Cocktail-loving tree huggers have always had reason to rejoice, even if they did not know it. It turns out that vodka – the distilled, starch-based alcohol found in popular mixed drinks from bloody Marys to White Russians – boasts eco-medicinal properties. According to the environmental Web site, The Daily Green , if a hiker comes into contact with poison ivy, immediately pouring vodka over the skin “washes away the itchy culprit, urushiol oil.” (Forest trekkers everywhere now know which spirit to keep in their flasks.)
Finlandia Vodka, a company owned by Brown-Forman Corporation , has upped vodka’s environmental cred even further by partnering with the powerhouse nonprofit organization, Trees for the Future . Through November, customers can redeem specially marked bottles of Finlandia vodka to donate a tree planting in honor of themselves, friends or family – a significantly better exchange rate than the bottles’ 5 to 15 cents redeemable value.
Finlandia’s namesake country is itself largely covered by coniferous trees like spruce, birch and Scots pine, which makes the company’s partnership particularly meaningful. “Finland’s nature and pristine glacial spring water has always been an essential element in making Finlandia Vodka,” said Nick Nelson, who serves as Finlandia’s brand manager. “We do our best to find ways to reduce our environmental footprint and this partnership allows us to give back to nature.”
Like all of the tree plantings initiated by Trees for the Future since the organization was founded in 1988, the Finlandia trees will be sown in developing countries across Africa, Asia and Central America.
According to TFTF’s Web site , founders Dave and Grace Deppner were inspired to start their organization after witnessing “illegal logging and unsustainable land management systems,” while volunteering in the Philippines during the 1970s. The tree loss that they saw -- which clocks in at a staggering 100,000 acres of logged forest every day -- depletes soils, threatens biodiversity, contributes to global climate change and disrupts the communities of people and animals that depend on the land for food, medicine and shelter.
Today, Trees for the Future’s plantings – 65 million trees, and counting – remain a central focus of the organization’s larger efforts to encourage sustainable agro-forestry through seed distribution and trainings for rural communities who want to restore tree cover to their land.

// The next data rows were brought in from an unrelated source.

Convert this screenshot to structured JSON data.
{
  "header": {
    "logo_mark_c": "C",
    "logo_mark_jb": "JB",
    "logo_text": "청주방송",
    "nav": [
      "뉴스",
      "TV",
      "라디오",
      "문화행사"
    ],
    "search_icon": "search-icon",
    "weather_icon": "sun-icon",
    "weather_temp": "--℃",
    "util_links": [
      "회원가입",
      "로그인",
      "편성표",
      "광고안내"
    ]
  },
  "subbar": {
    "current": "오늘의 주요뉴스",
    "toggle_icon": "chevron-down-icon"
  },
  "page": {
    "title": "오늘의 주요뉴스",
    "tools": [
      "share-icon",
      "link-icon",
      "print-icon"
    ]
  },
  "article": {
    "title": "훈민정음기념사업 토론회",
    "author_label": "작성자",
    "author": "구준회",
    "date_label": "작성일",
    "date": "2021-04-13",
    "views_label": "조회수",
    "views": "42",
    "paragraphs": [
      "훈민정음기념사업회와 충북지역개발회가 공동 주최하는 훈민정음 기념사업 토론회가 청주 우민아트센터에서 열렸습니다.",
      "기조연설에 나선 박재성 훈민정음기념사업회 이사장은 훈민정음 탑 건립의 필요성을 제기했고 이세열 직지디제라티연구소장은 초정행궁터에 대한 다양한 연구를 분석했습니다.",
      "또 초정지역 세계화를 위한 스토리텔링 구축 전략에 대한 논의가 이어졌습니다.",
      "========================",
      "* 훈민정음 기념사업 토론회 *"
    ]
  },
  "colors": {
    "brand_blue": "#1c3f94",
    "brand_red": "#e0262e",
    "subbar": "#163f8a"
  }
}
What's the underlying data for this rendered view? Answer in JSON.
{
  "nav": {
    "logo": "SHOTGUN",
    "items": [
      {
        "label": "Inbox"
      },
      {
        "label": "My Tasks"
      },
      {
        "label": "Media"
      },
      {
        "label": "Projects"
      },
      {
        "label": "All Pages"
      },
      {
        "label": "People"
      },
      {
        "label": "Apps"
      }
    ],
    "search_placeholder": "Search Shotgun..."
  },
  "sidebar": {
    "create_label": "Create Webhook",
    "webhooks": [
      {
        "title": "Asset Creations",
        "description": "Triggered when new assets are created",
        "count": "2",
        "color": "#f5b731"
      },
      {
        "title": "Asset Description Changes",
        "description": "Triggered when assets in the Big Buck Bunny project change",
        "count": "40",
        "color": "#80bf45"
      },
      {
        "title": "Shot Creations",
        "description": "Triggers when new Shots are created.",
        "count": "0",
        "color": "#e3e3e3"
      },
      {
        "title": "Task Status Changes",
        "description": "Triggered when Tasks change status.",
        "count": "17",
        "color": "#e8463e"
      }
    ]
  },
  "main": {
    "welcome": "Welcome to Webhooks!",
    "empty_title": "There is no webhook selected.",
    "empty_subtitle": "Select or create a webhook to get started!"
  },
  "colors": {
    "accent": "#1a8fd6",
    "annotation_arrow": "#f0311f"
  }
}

As co-founder Dave Deppner likes to say, “It is amazing what a seed can grow.”
In the stores, consumers should look for specially designated bottles of Finlandia’s original, lime, mango, wild berries, grapefruit, and tangerine fused vodkas – which should not be difficult to find, considering it is the fifth largest premium vodka brand in the world. Finlandia’s partnership with Trees for the Future is a unique example of a company finding creative ways to foster environmental stewardship, strengthen local communities, and turn last night’s party into tomorrow’s forest.